▶ _Directions_
Return each line in the records below that includes "with".

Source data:
###
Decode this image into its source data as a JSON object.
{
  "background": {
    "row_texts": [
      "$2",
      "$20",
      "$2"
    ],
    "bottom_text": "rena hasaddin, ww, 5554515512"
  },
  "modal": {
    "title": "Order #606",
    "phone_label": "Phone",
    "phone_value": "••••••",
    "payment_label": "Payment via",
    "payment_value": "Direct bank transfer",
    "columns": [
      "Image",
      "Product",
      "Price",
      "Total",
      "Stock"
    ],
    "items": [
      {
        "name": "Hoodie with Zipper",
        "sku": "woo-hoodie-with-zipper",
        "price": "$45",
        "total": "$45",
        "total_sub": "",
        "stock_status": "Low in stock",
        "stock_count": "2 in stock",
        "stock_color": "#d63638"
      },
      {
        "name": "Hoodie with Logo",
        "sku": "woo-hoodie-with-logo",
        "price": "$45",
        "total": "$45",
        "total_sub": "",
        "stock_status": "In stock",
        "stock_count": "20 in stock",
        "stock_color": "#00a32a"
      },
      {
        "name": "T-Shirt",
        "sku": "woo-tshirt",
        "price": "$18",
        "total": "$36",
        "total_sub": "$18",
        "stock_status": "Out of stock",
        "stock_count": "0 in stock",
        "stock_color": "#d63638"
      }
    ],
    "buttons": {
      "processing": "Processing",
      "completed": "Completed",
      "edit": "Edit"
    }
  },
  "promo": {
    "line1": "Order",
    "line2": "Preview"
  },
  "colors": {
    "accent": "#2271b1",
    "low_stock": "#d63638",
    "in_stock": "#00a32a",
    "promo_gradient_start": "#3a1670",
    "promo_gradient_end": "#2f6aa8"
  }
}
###
▶ _Reply_
        "name": "Hoodie with Zipper",
        "sku": "woo-hoodie-with-zipper",
        "name": "Hoodie with Logo",
        "sku": "woo-hoodie-with-logo",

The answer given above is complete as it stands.